Computer keyboards make excellent homes for germsAs you read this article, you may be sitting near a computer with your newspaper in hand or you may be reading this online at your computer.
As you read this article, you may be sitting near a computer with your newspaper in hand or you may be reading this online at your computer.
While doing so, you may be taking time to munch on a snack. Or perhaps it’s lunchtime and you're eating a sandwich. Be warned, because what you may not realize is that you unintentionally are exposing yourself to the risk of “QWERTY tummy,” nicknamed after the first six letters on a computer keyboard.
Many computer users are at risk of becoming ill with stomach bugs or “qwerty tummy,” caused by bacteria from dirty computer keyboards. The unsanitary condition of computer keyboards raises particular concern for individuals in environments where computers are shared, such as schools, offices and libraries.
Numerous studies have shown that computer keyboards contain more germs than, for example, toilet seats. Additionally, the germs can remain alive on computer keyboards for up to two days. If a person using the computer touches their mouth, nose or eyes with their hand, they are subject to contracting a virus or bacteria.

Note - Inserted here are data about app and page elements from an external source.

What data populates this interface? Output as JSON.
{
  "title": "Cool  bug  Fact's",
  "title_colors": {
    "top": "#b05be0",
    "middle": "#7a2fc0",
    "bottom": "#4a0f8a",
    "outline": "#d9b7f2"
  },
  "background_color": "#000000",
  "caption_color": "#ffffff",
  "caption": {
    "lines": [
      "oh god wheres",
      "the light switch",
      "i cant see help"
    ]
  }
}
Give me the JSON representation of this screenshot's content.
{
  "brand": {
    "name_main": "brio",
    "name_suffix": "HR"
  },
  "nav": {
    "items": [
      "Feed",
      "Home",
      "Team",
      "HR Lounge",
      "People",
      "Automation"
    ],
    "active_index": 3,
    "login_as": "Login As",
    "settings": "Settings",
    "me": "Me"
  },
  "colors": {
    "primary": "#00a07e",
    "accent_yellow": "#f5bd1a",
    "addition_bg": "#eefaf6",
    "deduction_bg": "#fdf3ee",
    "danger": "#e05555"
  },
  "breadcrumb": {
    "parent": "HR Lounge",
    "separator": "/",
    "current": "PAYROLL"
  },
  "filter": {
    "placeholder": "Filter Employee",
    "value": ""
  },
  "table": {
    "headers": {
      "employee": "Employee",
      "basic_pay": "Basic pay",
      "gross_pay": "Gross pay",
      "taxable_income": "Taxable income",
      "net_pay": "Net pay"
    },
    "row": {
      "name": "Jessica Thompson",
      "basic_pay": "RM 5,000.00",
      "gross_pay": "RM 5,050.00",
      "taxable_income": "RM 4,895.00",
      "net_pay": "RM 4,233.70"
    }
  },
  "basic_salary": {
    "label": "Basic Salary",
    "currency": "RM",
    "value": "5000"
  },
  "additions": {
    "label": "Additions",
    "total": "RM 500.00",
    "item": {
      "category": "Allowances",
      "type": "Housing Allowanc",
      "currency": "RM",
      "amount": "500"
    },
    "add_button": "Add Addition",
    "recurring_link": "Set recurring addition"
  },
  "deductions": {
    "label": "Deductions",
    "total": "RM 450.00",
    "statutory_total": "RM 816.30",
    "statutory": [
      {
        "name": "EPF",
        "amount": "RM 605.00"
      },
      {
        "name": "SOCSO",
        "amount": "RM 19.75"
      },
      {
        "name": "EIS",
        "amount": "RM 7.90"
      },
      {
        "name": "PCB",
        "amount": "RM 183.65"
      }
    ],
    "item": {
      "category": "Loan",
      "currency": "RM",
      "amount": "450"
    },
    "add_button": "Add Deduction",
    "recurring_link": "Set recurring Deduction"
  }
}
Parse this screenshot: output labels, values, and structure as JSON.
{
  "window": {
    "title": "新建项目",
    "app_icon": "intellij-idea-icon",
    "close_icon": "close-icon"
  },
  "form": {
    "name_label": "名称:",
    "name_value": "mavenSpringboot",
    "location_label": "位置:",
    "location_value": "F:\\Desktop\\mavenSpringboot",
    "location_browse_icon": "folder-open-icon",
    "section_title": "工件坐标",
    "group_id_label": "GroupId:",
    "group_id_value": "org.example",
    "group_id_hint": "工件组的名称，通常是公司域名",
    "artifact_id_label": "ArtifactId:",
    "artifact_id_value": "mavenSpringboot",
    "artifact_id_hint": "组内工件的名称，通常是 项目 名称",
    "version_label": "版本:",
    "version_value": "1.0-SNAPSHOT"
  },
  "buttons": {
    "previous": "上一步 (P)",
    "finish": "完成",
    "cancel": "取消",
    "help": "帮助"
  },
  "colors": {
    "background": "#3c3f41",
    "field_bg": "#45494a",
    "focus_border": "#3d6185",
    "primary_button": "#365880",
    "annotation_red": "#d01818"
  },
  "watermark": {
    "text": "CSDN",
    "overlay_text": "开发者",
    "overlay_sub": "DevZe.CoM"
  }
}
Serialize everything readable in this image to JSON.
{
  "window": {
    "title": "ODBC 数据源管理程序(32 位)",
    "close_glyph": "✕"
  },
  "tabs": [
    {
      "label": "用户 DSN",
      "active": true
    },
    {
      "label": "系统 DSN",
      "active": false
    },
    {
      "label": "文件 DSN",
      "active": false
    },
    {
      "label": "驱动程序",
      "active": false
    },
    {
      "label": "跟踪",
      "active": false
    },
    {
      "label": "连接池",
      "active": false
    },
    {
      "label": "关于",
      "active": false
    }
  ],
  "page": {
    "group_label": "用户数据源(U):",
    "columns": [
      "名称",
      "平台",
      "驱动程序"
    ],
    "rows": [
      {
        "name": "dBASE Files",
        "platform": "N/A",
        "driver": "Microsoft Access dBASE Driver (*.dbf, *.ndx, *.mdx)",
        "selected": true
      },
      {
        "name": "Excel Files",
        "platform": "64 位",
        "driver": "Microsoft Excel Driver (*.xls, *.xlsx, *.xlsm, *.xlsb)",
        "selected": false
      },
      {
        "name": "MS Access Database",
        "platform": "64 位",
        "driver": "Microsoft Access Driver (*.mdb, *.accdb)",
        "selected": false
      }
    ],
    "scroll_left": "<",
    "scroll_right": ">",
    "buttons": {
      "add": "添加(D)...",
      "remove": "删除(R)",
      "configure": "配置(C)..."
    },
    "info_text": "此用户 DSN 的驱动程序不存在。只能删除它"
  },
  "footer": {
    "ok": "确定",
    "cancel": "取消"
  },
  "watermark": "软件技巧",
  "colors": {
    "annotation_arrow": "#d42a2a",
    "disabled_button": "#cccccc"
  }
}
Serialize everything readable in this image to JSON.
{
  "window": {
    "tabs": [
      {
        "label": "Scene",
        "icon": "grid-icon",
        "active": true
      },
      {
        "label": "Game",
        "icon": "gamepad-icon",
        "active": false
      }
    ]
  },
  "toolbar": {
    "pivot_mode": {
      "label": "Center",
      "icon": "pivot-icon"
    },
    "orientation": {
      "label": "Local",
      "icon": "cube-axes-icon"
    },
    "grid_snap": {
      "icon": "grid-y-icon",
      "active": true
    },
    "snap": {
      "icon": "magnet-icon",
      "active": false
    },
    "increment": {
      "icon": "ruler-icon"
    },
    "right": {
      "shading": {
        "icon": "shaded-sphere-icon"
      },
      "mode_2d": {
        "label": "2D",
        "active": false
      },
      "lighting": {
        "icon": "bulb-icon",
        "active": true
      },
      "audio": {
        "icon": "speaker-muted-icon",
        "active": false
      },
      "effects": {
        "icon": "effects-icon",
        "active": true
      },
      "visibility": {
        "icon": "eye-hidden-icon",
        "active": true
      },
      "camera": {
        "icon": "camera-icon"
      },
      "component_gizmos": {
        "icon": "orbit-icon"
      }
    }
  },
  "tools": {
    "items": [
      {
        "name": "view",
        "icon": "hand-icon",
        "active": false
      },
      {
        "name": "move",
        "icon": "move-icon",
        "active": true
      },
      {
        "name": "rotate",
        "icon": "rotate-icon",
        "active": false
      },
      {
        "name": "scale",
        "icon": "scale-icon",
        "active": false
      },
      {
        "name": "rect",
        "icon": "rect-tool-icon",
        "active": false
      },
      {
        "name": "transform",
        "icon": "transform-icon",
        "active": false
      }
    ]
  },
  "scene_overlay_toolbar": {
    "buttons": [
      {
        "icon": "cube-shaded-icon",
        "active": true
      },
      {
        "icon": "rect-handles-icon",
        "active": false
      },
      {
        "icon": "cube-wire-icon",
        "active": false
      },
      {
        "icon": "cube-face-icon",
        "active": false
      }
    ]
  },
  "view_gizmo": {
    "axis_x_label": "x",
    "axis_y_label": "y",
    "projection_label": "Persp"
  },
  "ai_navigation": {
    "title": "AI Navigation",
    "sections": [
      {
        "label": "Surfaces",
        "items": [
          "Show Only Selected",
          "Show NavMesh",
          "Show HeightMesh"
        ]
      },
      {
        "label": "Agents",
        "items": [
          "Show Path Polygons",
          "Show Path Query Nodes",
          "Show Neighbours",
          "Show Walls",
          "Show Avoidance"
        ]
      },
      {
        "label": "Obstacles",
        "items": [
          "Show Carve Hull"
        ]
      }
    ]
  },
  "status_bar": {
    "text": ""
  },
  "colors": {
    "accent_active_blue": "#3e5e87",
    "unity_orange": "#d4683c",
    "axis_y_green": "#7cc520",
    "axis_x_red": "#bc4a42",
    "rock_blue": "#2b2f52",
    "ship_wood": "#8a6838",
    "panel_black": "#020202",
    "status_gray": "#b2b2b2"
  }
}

The term “qwerty tummy” (the non-alphabetical arrangement of letters at the top left of a keyboard result in the keys Q, W, E, R, T and Y) first appeared in 2008 in a study on office hygiene by a British consumer group Which?.
Scientific experts swabbed 33 computer keyboards for food poisoning bugs such as e-coli and staphylococcus, comparing the results to those found on toilet seats and door handles. The findings were shocking, with some keyboards housing five times more bacteria than toilet seats.
In 2007, the Centers for Disease Control (CDC) documented for the first time an outbreak of gastrointestinal disease attributable in part to a norovirus found on a shared computer keyboard and mouse. The disease was contracted by 27 students and two faculty members in an elementary school.
Many of us and our children use shared computers on a regular basis. Knowing that the computer keyboard and mouse are hotbeds for germs, it is prudent to take precautions to protect yourself and your family from the flu or other contagious diseases.
Frequent hand washing is essential. In addition, various methods, from the simple to the sophisticated, are available to clean contaminated keyboards and mice.
Although you cannot eliminate all germs from your life, taking these simple steps can substantially reduce the risk of illness from shared computer equipment.
How to protect yourself
Wash hands. Hands should be washed with soap and not simply rinsed with water. Also, avoid touching your face, because germs can transfer from your hands to your mouth, nose and eyes.
Disinfect items on your desk. The CDC suggests wiping down all desk items with a solution of household bleach and water or disinfectant wipes. Place a container of wipes in your desk and develop a routine of wiping off your computer and other equipment at the end of the day or first thing in the morning